In the tradition of quality city building video games, Cities: Skylines by Colossal Order delivers an engaging experience that lets you build and maintain a virtual city from scratch. Arguably, it’s similar to the famed SimCity game which dominated the city building video game genre for some time, but some gamers suggest that Cities: Skylines surpasses it.
Since SimCity’s golden era, before it faded into mediocrity with the fifth version of SimCity produced by Maxis, gamers have long since yearned for a great city builder. Cities: Skylines is the game for those today who want to have full control of a virtual city, where you can act like a mix between a mayor and a god.
Unlike some of the previous city building games, Cities: Skylines does not require an online DRM component. This means that you can play Cities: Skylines in single player mode without an internet connection. This feature potentially makes Cities: Skylines already better than its predecessor SimCity by Maxis which forced gamers to go online. With Cities: Skylines, players have more freedom to build and grow their dream city.
When you start playing the game, you begin with a small, empty area of land that you’re meant to develop. You simply start off with the nearby natural resources and a highway. Before you erect any buildings, your first priority will be to pave new roads and create a network of water grids and power grids. Constructing this initial infrastructure for your city is very enjoyable and easy to do.
As the base of your city takes shape and the city structures get more complex, a tutorial popup will help you understand how to take important actions. It’s not too intrusive or annoying, and the popups come in just at the right moments to make your gaming experience pleasurable.
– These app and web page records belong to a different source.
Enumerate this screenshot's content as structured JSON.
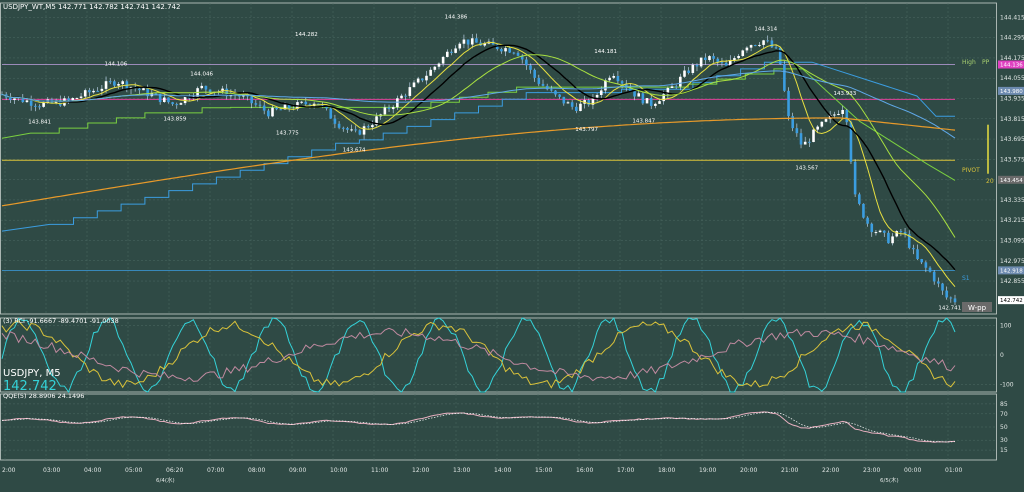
{
  "header": {
    "main_title": "USDJPY_WT,M5  142.771 142.782 142.741 142.742",
    "rci_title": "(3) RCI -91.6667 -89.4701 -91.0038",
    "qqe_title": "QQE(5) 28.8906 24.1496",
    "symbol_label": "USDJPY, M5",
    "symbol_price": "142.742"
  },
  "colors": {
    "background": "#2f4a45",
    "grid": "#4d6a64",
    "candle": "#3b9de0",
    "price_box": "#ffffff",
    "high_label": "#ffffff",
    "pivot": "#d9c23a",
    "vwap_line": "#e0409a",
    "symbol_price": "#34d2d8"
  },
  "right_labels": {
    "high": "High",
    "pp": "PP",
    "pivot": "PIVOT",
    "s1": "S1",
    "wpp": "W-pp",
    "pivot_val": "20"
  },
  "chart_data": {
    "type": "candlestick",
    "ylim": [
      142.66,
      144.5
    ],
    "price_ticks": [
      "144.415",
      "144.295",
      "144.175",
      "144.055",
      "143.935",
      "143.815",
      "143.695",
      "143.575",
      "143.455",
      "143.335",
      "143.215",
      "143.095",
      "142.975",
      "142.855"
    ],
    "price_tag_labels": [
      "144.136",
      "143.980",
      "143.454",
      "142.918",
      "142.742"
    ],
    "time_labels": [
      "2:00",
      "03:00",
      "04:00",
      "05:00",
      "06:20",
      "07:00",
      "08:00",
      "09:00",
      "10:00",
      "11:00",
      "12:00",
      "13:00",
      "14:00",
      "15:00",
      "16:00",
      "17:00",
      "18:00",
      "19:00",
      "20:00",
      "21:00",
      "22:00",
      "23:00",
      "00:00",
      "01:00"
    ],
    "date_labels": [
      "6/4(水)",
      "6/5(木)"
    ],
    "annotations": [
      {
        "label": "144.386",
        "x": 0.475,
        "v": 144.386
      },
      {
        "label": "144.282",
        "x": 0.318,
        "v": 144.282
      },
      {
        "label": "144.106",
        "x": 0.118,
        "v": 144.106
      },
      {
        "label": "144.046",
        "x": 0.208,
        "v": 144.046
      },
      {
        "label": "144.181",
        "x": 0.632,
        "v": 144.181
      },
      {
        "label": "144.314",
        "x": 0.8,
        "v": 144.314
      },
      {
        "label": "143.841",
        "x": 0.038,
        "v": 143.841
      },
      {
        "label": "143.859",
        "x": 0.18,
        "v": 143.859
      },
      {
        "label": "143.775",
        "x": 0.298,
        "v": 143.775
      },
      {
        "label": "143.674",
        "x": 0.368,
        "v": 143.674
      },
      {
        "label": "143.797",
        "x": 0.612,
        "v": 143.797
      },
      {
        "label": "143.847",
        "x": 0.672,
        "v": 143.847
      },
      {
        "label": "143.933",
        "x": 0.883,
        "v": 143.933
      },
      {
        "label": "143.567",
        "x": 0.843,
        "v": 143.567
      },
      {
        "label": "142.741",
        "x": 0.993,
        "v": 142.741
      }
    ],
    "rci_ticks": [
      "100",
      "0",
      "-100"
    ],
    "qqe_ticks": [
      "85",
      "70",
      "50",
      "30",
      "15"
    ]
  }
}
If you play Cities: Skylines, however, you’ll need to abide by the basic rules of city building games. Many of these gaming rules and factors reflect real life, such as the pollution effects that industrial zones will have on residential areas, and the increase in traffic will affect transportation movements around your city. Whenever these problems arise, you’ll notice that a small icon will display above a building. You can also click each of your structures to check them individually as an information box will pop up to describe any particular issues.
There are also a range of tools in Cities: Skylines that will help you be a great player. The tools at your disposal include charts, statistics, and even social media posts from your city residents. The social media posts come from the game’s Chirper feature, which acts very similar to Twitter. Some of the social media posts, called Chirps, can be helpful especially when residents share messages about power outages or other city problems that you can fix. However, over time you may find that the social media posts are filled with irrelevant and repetitive chit chat.
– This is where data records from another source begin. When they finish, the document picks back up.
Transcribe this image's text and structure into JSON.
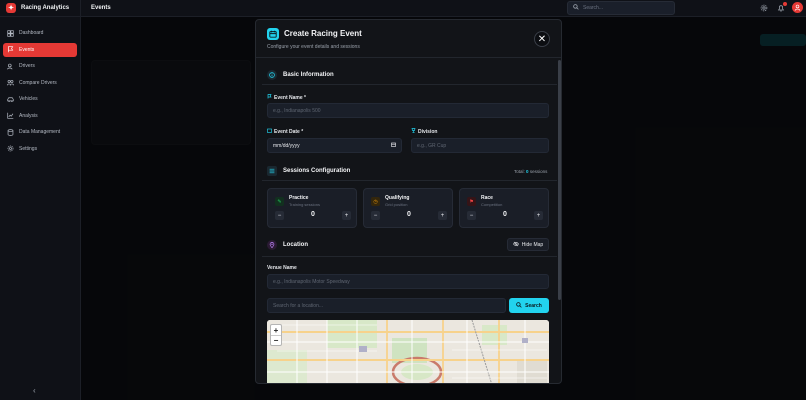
{
  "app": {
    "name": "Racing Analytics",
    "logo_glyph": "✦"
  },
  "sidebar": {
    "items": [
      {
        "label": "Dashboard",
        "icon": "dashboard-icon",
        "active": false
      },
      {
        "label": "Events",
        "icon": "flag-icon",
        "active": true
      },
      {
        "label": "Drivers",
        "icon": "users-icon",
        "active": false
      },
      {
        "label": "Compare Drivers",
        "icon": "compare-icon",
        "active": false
      },
      {
        "label": "Vehicles",
        "icon": "car-icon",
        "active": false
      },
      {
        "label": "Analysis",
        "icon": "chart-icon",
        "active": false
      },
      {
        "label": "Data Management",
        "icon": "database-icon",
        "active": false
      },
      {
        "label": "Settings",
        "icon": "gear-icon",
        "active": false
      }
    ],
    "collapse_glyph": "‹"
  },
  "topbar": {
    "title": "Events",
    "search_placeholder": "Search..."
  },
  "colors": {
    "accent_red": "#e53935",
    "accent_cyan": "#22d3ee",
    "bg": "#0c0e13"
  },
  "modal": {
    "title": "Create Racing Event",
    "subtitle": "Configure your event details and sessions",
    "close_glyph": "✕",
    "basic_info": {
      "title": "Basic Information",
      "event_name_label": "Event Name *",
      "event_name_placeholder": "e.g., Indianapolis 500",
      "event_date_label": "Event Date *",
      "event_date_value": "mm/dd/yyyy",
      "division_label": "Division",
      "division_placeholder": "e.g., GR Cup"
    },
    "sessions": {
      "title": "Sessions Configuration",
      "total_prefix": "Total:",
      "total_count": "0",
      "total_suffix": "sessions",
      "cards": [
        {
          "name": "Practice",
          "desc": "Training sessions",
          "count": "0",
          "icon": "wrench-icon",
          "color": "#22c55e"
        },
        {
          "name": "Qualifying",
          "desc": "Grid position",
          "count": "0",
          "icon": "timer-icon",
          "color": "#f59e0b"
        },
        {
          "name": "Race",
          "desc": "Competition",
          "count": "0",
          "icon": "race-flag-icon",
          "color": "#ef4444"
        }
      ]
    },
    "location": {
      "title": "Location",
      "hide_map_label": "Hide Map",
      "venue_label": "Venue Name",
      "venue_placeholder": "e.g., Indianapolis Motor Speedway",
      "search_placeholder": "Search for a location...",
      "search_button": "Search",
      "zoom_in": "+",
      "zoom_out": "−"
    }
  }
}
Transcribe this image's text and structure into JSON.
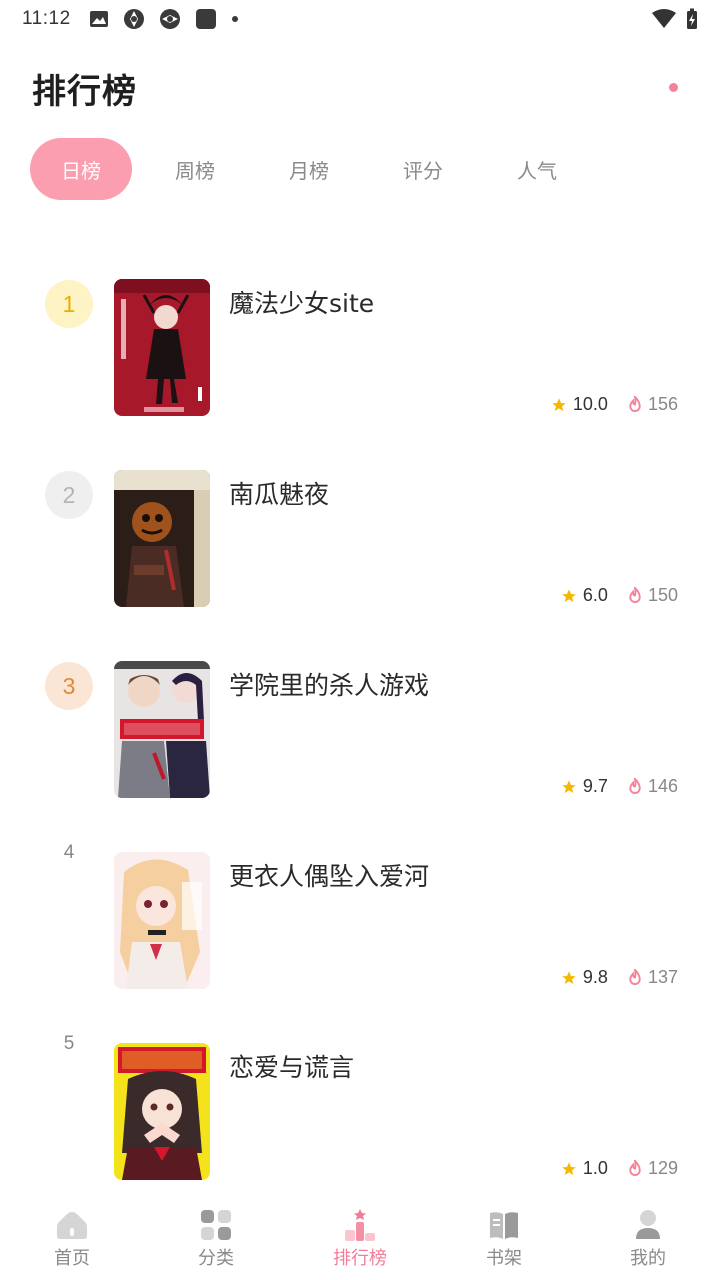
{
  "status_bar": {
    "time": "11:12"
  },
  "header": {
    "title": "排行榜"
  },
  "tabs": [
    {
      "label": "日榜",
      "active": true
    },
    {
      "label": "周榜",
      "active": false
    },
    {
      "label": "月榜",
      "active": false
    },
    {
      "label": "评分",
      "active": false
    },
    {
      "label": "人气",
      "active": false
    }
  ],
  "ranking": [
    {
      "rank": "1",
      "title": "魔法少女site",
      "score": "10.0",
      "hot": "156"
    },
    {
      "rank": "2",
      "title": "南瓜魅夜",
      "score": "6.0",
      "hot": "150"
    },
    {
      "rank": "3",
      "title": "学院里的杀人游戏",
      "score": "9.7",
      "hot": "146"
    },
    {
      "rank": "4",
      "title": "更衣人偶坠入爱河",
      "score": "9.8",
      "hot": "137"
    },
    {
      "rank": "5",
      "title": "恋爱与谎言",
      "score": "1.0",
      "hot": "129"
    }
  ],
  "bottom_nav": [
    {
      "label": "首页",
      "icon": "home-icon"
    },
    {
      "label": "分类",
      "icon": "grid-icon"
    },
    {
      "label": "排行榜",
      "icon": "podium-icon",
      "active": true
    },
    {
      "label": "书架",
      "icon": "book-icon"
    },
    {
      "label": "我的",
      "icon": "user-icon"
    }
  ],
  "colors": {
    "accent": "#fb9fb0",
    "accent_text": "#f17e96",
    "star": "#f5b800",
    "flame": "#f4829a"
  }
}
Just like a real mayor who runs a city, you’ll have your own budget that you’ll have to manage. Make sure to keep monitoring your back account, and prioritize your development projects and city services. If ever you’re short on cash, you can also take out loans or you can increase taxes for your city’s residents and businesses. While it’s useful to have this financial element in the game, Cities: Skylines implements this budgeting activity mainly by tinkering with sliders where you have to balance revenues from taxes with expenditures to maintain and grow the city.
For some gamers, this budgeting feature will be easy to manage so that they can focus on the physical aspects of the game, like building more structures. Whereas other games may complain that the financial aspects are too simple and too superficial. It could be argued that Cities: Skylines misses out on an opportunity to include deeper economic simulations, such as having certain cities specialize in specific industries, as they do in real life. Nevertheless, gamers may still take many attempts to develop a strong budget for the long term, even on the current version of Cities: Skylines.